(GK: Garrison Keillor, TR: Tim Russell, SS: Sue Scott, TK: Tom Keith, RD: Rich Dworsky)

... after a word from the Ketchup Advisory Board.


TR: These are the good years for Barb and me. Now that the kids are gone and all their pets are dead, we're finally able to live our own lives and go out to eat at wonderful little ethnic restaurants with waiters with accents and not rush through the meal but converse about things that happened before 1980 or even 1970, and we're able to have beautiful furniture without pee stains on them. It's a good life. But the other day---

SS: Suddenly ----I don't know --- I feel utterly empty inside.

TR: I guess I sensed as much, Barb.

SS: The house is beautiful, and thanks to that article in Readers Digest, our sex life is richer and more passionate and yet there's something missing.

TR: Maybe there's a book we could read that would help us.

SS: We've read every self-help book there is, Jim.

TR: Maybe we should go and talk to a public radio personality. They seem to know a lot. How about Carson Wyler?

SS: Oh, he'd be much too busy to see ordinary folks like us, Jim.

TR: It couldn't hurt to try, Judy. (BRIDGE)

SS: The next morning, we were ushered into the offices of Minnesota Public Radio. --- Look----There he is.

TR: Don't point, Barb.

SS: Amazing that a man who broadcasts to thousands every week should have an ordinary little cubicle like everyone else, instead of something with wainscoting and a credenza.

GK: Please, sit down, Jim and Barb.

SS: He said, extending a hand.

TR: You look so much younger and more vital than one would guess from hearing you on the radio, sir.

GK: Thank you. But don't call me sir. My friends all call me Mr. Wyler.

SS: It's about this feeling of emptiness that we have, Mr. Wyler. We live a full rich life and yet there's something missing.

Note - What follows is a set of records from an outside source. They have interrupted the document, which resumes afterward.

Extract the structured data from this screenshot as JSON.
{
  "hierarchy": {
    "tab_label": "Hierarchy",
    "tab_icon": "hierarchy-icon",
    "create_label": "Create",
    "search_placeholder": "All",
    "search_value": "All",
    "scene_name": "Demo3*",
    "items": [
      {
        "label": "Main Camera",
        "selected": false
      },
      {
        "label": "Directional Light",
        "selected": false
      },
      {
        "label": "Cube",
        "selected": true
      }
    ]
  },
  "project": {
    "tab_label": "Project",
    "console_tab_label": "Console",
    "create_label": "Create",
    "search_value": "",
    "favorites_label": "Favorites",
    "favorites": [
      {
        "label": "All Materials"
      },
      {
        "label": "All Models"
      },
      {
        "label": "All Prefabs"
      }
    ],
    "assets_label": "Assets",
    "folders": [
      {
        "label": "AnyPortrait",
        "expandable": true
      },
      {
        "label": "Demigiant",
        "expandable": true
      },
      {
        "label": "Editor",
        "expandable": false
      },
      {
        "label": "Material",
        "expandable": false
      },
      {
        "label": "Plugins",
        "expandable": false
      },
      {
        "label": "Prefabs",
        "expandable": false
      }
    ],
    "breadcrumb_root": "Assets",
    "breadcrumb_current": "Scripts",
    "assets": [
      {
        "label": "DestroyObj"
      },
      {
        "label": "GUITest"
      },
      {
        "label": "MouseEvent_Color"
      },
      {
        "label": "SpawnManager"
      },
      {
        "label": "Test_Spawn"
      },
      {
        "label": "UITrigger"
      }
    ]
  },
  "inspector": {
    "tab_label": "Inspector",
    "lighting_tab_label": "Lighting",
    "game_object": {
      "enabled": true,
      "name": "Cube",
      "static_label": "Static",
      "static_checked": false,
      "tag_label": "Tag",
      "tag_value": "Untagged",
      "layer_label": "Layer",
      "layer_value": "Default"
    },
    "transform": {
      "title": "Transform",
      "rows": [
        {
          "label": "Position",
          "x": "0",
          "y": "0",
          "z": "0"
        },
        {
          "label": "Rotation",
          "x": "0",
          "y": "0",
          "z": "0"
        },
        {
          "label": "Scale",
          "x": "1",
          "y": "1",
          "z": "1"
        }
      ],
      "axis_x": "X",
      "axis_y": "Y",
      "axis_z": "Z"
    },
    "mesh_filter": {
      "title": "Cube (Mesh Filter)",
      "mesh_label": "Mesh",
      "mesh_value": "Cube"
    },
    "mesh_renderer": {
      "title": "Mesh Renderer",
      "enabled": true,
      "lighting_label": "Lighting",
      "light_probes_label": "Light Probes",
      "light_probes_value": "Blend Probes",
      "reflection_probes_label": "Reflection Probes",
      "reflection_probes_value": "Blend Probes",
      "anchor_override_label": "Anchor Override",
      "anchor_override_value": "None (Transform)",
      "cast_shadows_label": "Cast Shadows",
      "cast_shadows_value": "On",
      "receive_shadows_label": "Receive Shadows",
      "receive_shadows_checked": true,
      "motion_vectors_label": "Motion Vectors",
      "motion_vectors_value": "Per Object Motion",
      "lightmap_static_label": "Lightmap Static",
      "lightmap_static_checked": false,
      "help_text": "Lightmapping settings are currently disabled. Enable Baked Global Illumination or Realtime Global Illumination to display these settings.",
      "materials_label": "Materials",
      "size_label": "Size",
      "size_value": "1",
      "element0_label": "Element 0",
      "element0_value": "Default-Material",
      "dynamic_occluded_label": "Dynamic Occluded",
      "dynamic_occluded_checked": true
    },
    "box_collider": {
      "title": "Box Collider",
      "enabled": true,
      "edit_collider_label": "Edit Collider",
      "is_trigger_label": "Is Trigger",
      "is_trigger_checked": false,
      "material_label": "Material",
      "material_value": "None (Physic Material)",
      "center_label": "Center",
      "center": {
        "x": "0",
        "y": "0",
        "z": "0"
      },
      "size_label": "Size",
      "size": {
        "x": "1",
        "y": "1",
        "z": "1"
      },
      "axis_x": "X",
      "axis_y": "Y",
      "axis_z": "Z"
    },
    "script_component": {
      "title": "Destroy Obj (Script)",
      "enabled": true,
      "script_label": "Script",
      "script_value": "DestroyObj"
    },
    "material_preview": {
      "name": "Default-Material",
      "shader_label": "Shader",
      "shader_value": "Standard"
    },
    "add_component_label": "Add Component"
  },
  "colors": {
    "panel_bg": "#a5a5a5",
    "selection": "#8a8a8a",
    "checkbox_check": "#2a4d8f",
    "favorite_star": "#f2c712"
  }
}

GK: I had that same feeling about three months ago, Barb and Jim. And then I tried using more ketchup. And you know something? It gave me a feeling of levelness and satisfaction I'd been longing for.

TR: Is that because ketchup contains natural mellowing agents that work fast to relieve dissatisfaction?

GK: That's right, Jim. They're called melatonins and they're more important than almost anything else you get in food.

SS: We haven't been eating as much ketchup as we used to, we've been experimenting with curry sauces and expensive designer salsas.

GK: You may not be getting the mellowing agents you need.

SS: Thank you, Mr. Wyler.

TR: Guess it'll be more ketchup for us from now on.


A new day is dawning, the colors of sun rise,
All is possibility, for us to realize,
Rich and mellow, like ketchup on French fries.

GK: Ketchup. For the good times.

RD: Ketchup... ketchup...

(c) 2001 by Garrison Keillor